Recorded data:
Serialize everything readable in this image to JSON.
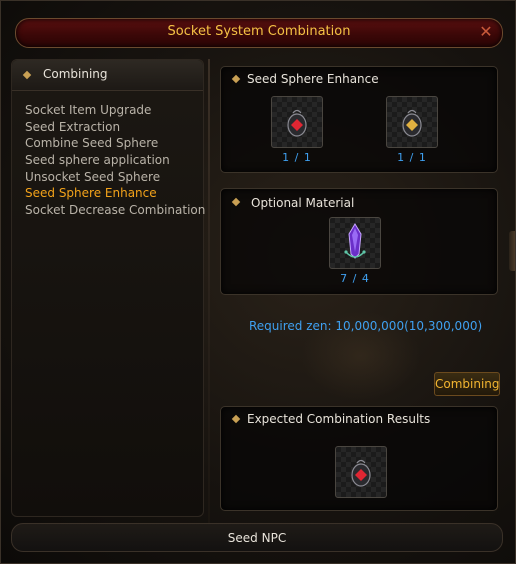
{
  "window": {
    "title": "Socket System Combination",
    "close_icon": "close-x-icon"
  },
  "left_panel": {
    "header_label": "Combining",
    "items": [
      {
        "label": "Socket Item Upgrade",
        "active": false
      },
      {
        "label": "Seed Extraction",
        "active": false
      },
      {
        "label": "Combine Seed Sphere",
        "active": false
      },
      {
        "label": "Seed sphere application",
        "active": false
      },
      {
        "label": "Unsocket Seed Sphere",
        "active": false
      },
      {
        "label": "Seed Sphere Enhance",
        "active": true
      },
      {
        "label": "Socket Decrease Combination",
        "active": false
      }
    ]
  },
  "enhance": {
    "title": "Seed Sphere Enhance",
    "slots": [
      {
        "icon": "red-seed-sphere-icon",
        "count": "1 / 1"
      },
      {
        "icon": "gold-seed-sphere-icon",
        "count": "1 / 1"
      }
    ]
  },
  "optional_material": {
    "title": "Optional Material",
    "slots": [
      {
        "icon": "purple-crystal-icon",
        "count": "7 / 4"
      }
    ]
  },
  "required_zen": "Required zen: 10,000,000(10,300,000)",
  "combine_button": "Combining",
  "results": {
    "title": "Expected Combination Results",
    "slot": {
      "icon": "red-seed-sphere-icon"
    }
  },
  "footer": {
    "label": "Seed NPC"
  },
  "colors": {
    "accent_gold": "#f5c245",
    "active_orange": "#f2a21a",
    "count_blue": "#3fa0f0",
    "title_red": "#5a0f0f"
  }
}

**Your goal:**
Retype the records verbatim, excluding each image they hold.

**Solved exercise:**
Serialize everything readable in this image to JSON.
{
  "window": {
    "title": "Socket System Combination",
    "close_icon": "close-x-icon"
  },
  "left_panel": {
    "header_label": "Combining",
    "items": [
      {
        "label": "Socket Item Upgrade",
        "active": false
      },
      {
        "label": "Seed Extraction",
        "active": false
      },
      {
        "label": "Combine Seed Sphere",
        "active": false
      },
      {
        "label": "Seed sphere application",
        "active": false
      },
      {
        "label": "Unsocket Seed Sphere",
        "active": false
      },
      {
        "label": "Seed Sphere Enhance",
        "active": true
      },
      {
        "label": "Socket Decrease Combination",
        "active": false
      }
    ]
  },
  "enhance": {
    "title": "Seed Sphere Enhance",
    "slots": [
      {
        "icon": "red-seed-sphere-icon",
        "count": "1 / 1"
      },
      {
        "icon": "gold-seed-sphere-icon",
        "count": "1 / 1"
      }
    ]
  },
  "optional_material": {
    "title": "Optional Material",
    "slots": [
      {
        "icon": "purple-crystal-icon",
        "count": "7 / 4"
      }
    ]
  },
  "required_zen": "Required zen: 10,000,000(10,300,000)",
  "combine_button": "Combining",
  "results": {
    "title": "Expected Combination Results",
    "slot": {
      "icon": "red-seed-sphere-icon"
    }
  },
  "footer": {
    "label": "Seed NPC"
  },
  "colors": {
    "accent_gold": "#f5c245",
    "active_orange": "#f2a21a",
    "count_blue": "#3fa0f0",
    "title_red": "#5a0f0f"
  }
}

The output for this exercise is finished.